(Dataset rows for apps and sites)
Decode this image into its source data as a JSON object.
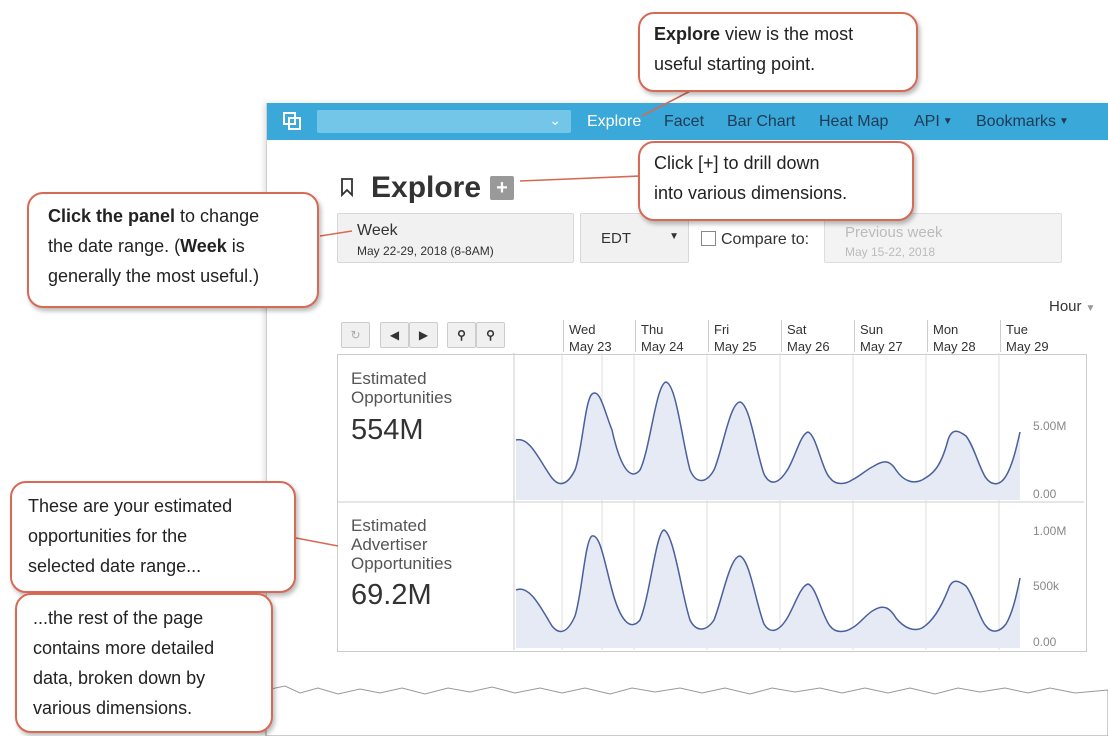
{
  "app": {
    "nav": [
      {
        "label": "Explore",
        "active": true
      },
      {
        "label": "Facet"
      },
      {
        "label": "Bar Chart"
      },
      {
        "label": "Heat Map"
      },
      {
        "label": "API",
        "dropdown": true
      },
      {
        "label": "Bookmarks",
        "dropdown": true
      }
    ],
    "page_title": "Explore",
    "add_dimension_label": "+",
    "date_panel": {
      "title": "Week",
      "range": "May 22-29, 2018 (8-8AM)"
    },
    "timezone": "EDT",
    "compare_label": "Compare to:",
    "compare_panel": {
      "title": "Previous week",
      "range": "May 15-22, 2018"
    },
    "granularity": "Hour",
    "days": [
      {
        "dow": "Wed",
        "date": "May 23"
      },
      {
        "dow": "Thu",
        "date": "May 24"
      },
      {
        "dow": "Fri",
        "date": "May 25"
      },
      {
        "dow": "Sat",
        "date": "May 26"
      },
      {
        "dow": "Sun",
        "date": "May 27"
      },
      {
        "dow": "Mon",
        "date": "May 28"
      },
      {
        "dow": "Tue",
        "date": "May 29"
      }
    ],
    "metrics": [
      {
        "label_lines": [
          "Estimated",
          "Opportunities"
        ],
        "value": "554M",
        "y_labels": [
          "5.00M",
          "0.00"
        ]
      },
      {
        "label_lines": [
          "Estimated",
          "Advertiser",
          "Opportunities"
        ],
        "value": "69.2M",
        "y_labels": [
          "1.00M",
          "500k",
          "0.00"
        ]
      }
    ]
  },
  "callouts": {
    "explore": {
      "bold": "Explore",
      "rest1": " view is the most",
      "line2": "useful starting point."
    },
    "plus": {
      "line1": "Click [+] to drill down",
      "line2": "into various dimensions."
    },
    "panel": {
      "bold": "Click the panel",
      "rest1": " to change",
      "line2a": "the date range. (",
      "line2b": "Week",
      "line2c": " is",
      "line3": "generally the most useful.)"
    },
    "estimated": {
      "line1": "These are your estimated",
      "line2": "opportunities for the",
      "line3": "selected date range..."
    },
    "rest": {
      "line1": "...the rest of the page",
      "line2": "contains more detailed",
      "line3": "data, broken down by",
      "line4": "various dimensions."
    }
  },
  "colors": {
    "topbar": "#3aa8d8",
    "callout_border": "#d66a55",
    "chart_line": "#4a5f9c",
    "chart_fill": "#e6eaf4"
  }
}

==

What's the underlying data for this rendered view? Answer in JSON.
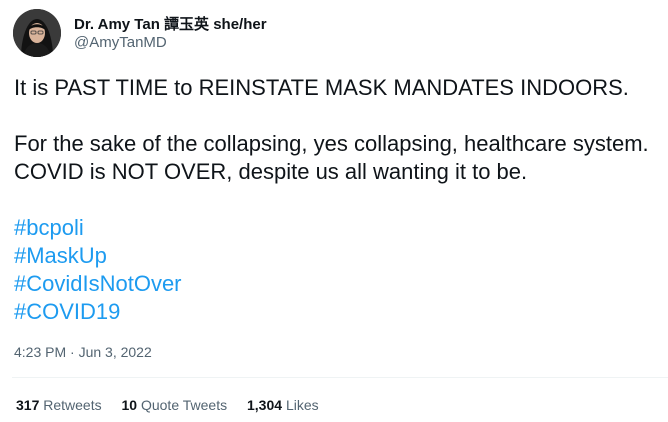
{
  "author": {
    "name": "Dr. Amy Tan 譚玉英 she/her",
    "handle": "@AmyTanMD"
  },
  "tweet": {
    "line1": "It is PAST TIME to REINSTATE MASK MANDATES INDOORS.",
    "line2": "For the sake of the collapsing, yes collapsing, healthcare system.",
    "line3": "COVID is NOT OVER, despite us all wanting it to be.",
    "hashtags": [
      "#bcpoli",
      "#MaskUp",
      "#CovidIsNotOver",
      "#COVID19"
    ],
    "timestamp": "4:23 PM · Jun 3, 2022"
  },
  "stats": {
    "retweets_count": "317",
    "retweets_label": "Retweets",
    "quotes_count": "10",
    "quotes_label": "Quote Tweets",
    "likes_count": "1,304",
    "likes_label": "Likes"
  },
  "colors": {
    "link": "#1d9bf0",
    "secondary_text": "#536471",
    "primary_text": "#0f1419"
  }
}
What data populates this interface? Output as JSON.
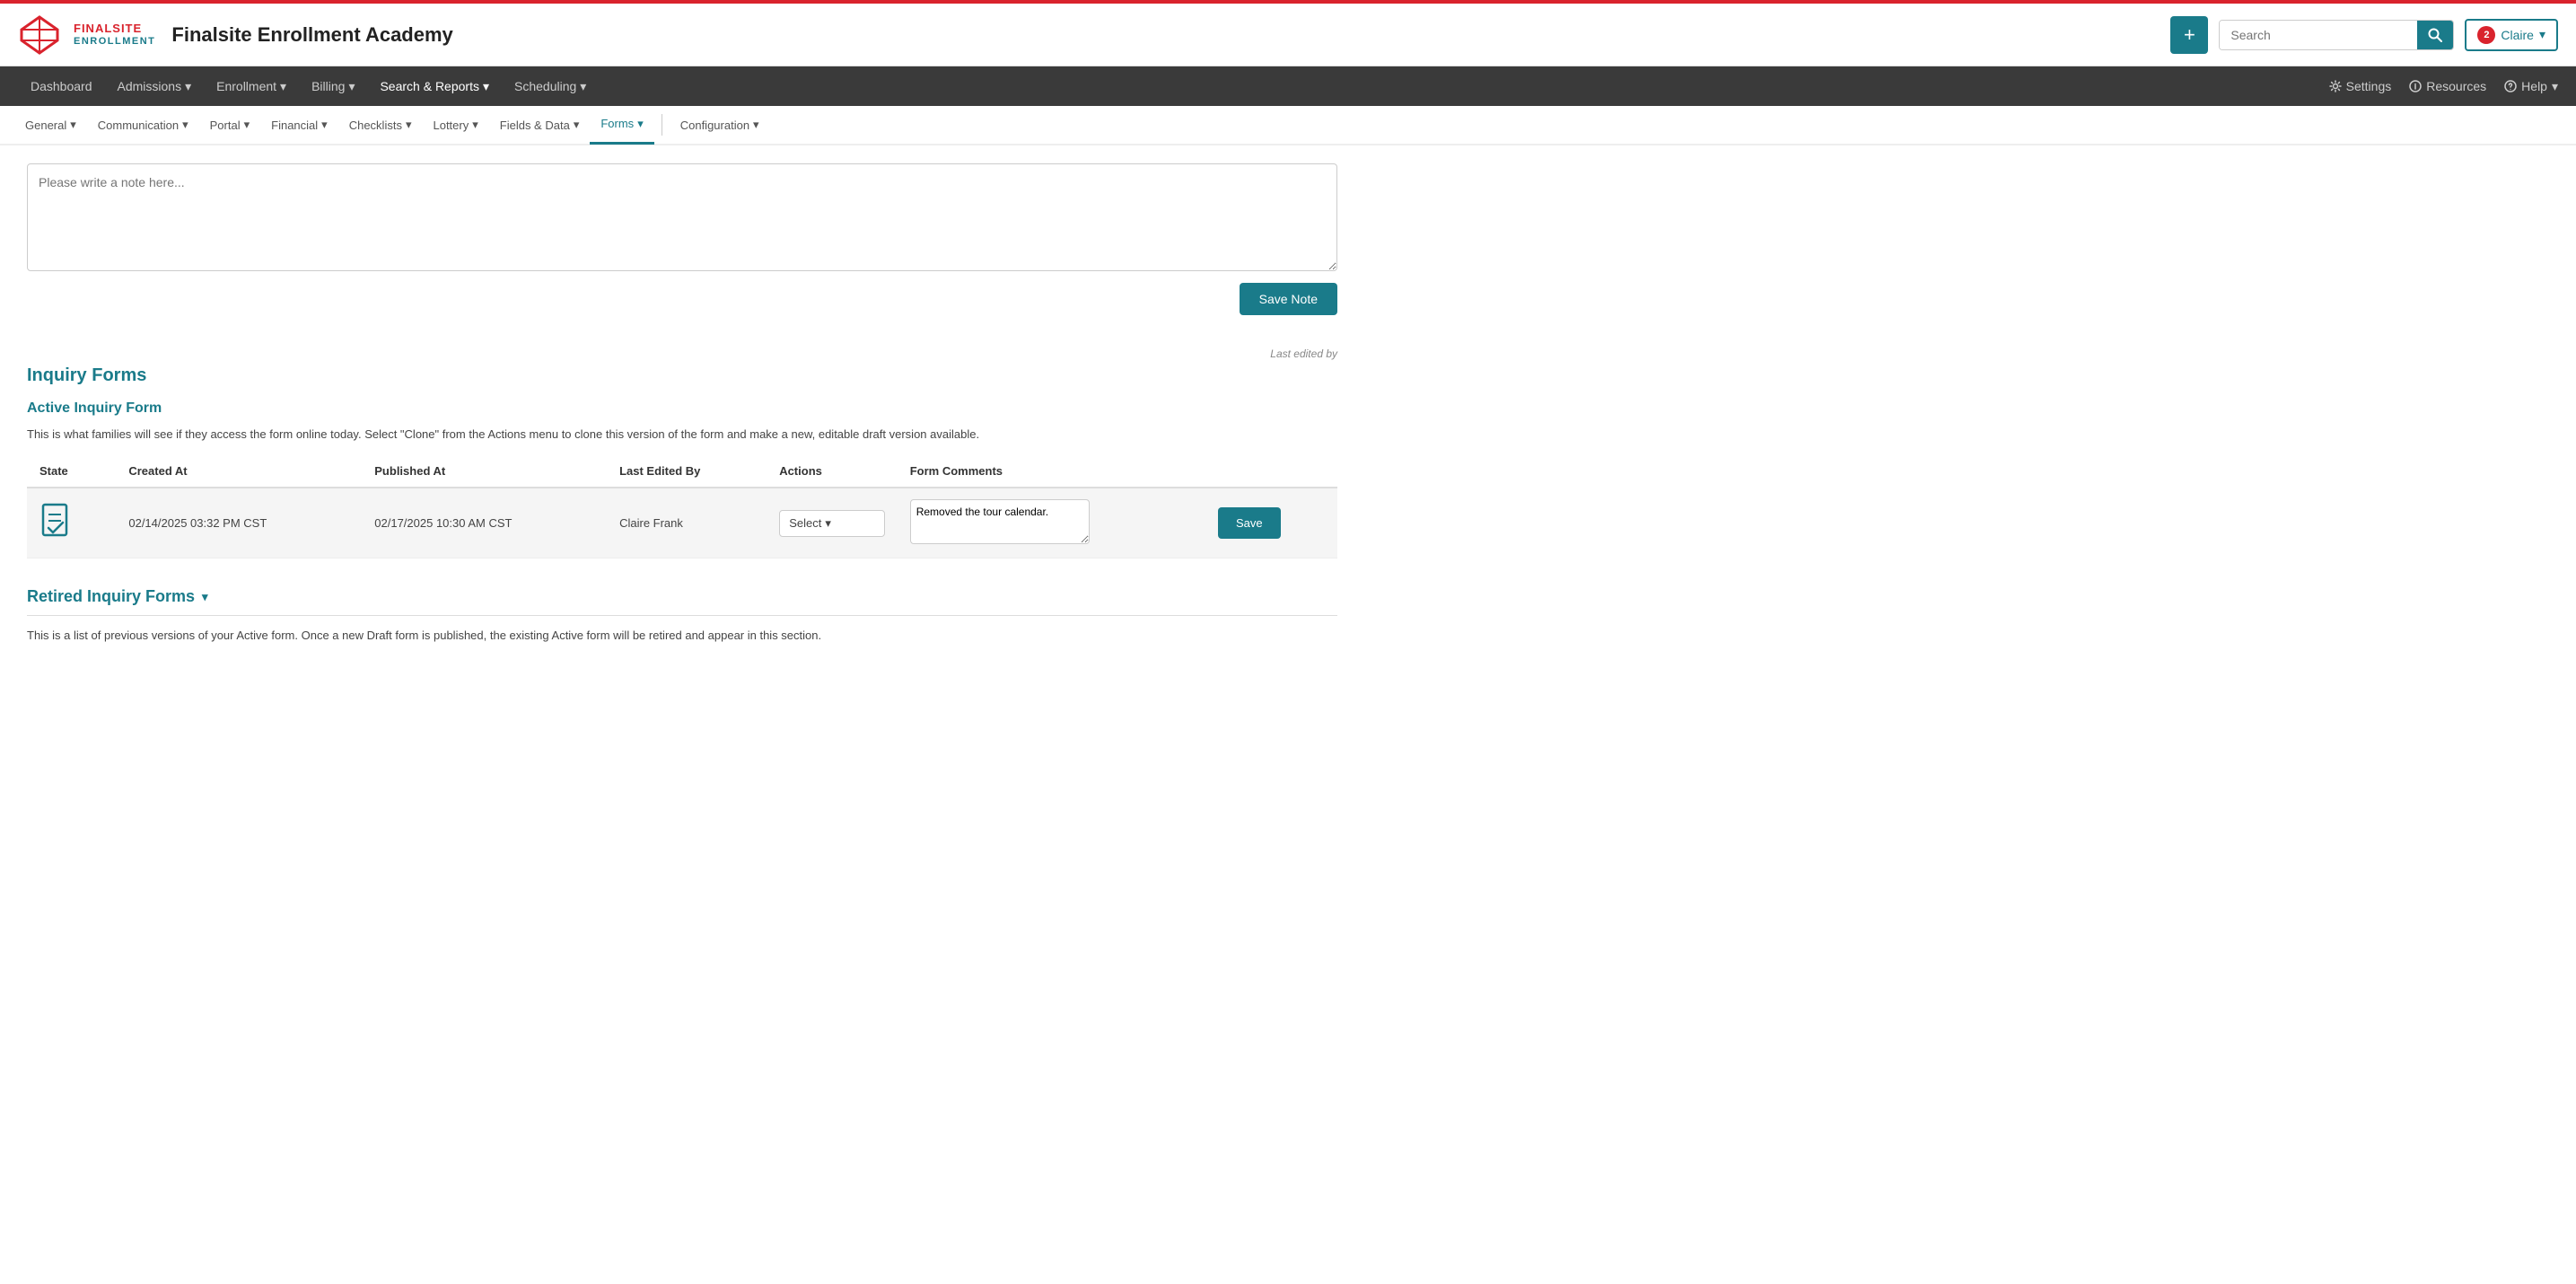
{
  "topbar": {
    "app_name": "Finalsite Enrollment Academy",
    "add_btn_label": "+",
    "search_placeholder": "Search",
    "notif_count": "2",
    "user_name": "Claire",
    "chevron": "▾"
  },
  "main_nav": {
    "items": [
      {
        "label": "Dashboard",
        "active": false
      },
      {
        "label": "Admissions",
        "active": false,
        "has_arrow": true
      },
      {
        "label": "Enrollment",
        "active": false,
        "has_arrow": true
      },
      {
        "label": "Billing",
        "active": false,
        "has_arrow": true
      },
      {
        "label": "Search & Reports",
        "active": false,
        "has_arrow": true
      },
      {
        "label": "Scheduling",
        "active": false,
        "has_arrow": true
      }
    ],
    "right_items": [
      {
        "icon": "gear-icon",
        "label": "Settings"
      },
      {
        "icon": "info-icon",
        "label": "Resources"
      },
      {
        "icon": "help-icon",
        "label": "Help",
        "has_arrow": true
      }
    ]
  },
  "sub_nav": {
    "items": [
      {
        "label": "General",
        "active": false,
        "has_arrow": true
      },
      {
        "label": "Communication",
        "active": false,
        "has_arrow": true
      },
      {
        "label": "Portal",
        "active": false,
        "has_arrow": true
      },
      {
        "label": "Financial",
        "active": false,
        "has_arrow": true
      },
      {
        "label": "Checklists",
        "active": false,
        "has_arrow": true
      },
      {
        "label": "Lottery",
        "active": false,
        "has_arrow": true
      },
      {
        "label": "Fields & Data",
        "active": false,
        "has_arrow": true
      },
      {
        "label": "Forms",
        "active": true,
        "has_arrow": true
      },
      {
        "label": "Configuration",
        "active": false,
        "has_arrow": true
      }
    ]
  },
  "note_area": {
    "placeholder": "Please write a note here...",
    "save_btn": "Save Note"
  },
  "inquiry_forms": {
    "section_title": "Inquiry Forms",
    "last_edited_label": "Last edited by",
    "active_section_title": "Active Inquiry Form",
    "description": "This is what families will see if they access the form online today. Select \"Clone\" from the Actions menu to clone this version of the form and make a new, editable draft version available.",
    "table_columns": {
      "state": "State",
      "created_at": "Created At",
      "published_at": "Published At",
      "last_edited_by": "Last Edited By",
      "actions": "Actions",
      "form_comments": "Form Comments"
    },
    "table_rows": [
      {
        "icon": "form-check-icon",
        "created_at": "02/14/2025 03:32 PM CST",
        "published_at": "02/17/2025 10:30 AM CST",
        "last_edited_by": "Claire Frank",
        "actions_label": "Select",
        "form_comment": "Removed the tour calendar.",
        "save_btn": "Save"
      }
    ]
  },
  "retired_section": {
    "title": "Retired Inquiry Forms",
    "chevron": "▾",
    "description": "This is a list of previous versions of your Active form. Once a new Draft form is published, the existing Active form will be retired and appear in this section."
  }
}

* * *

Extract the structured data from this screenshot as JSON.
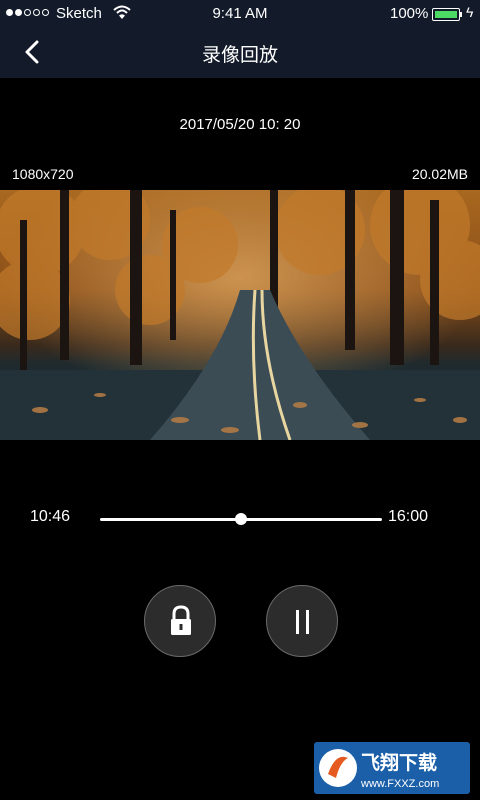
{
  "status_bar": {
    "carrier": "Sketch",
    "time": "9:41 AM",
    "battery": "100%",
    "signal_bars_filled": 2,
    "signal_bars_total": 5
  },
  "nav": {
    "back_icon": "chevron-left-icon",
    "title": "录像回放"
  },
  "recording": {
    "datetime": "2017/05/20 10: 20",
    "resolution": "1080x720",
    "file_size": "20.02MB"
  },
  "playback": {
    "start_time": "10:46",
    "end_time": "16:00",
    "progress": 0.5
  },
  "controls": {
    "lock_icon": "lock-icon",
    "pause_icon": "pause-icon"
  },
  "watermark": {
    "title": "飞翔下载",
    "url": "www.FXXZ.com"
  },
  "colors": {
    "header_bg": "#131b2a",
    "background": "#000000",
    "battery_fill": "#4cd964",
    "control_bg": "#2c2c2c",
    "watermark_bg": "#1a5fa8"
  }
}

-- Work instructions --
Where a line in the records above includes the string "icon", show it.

-- Output for this task --
        "icon": "gear-icon",
        "icon": "info-icon",
        "icon": "help-icon",
        "icon": "form-check-icon",
    "back_icon": "chevron-left-icon",
    "lock_icon": "lock-icon",
    "pause_icon": "pause-icon"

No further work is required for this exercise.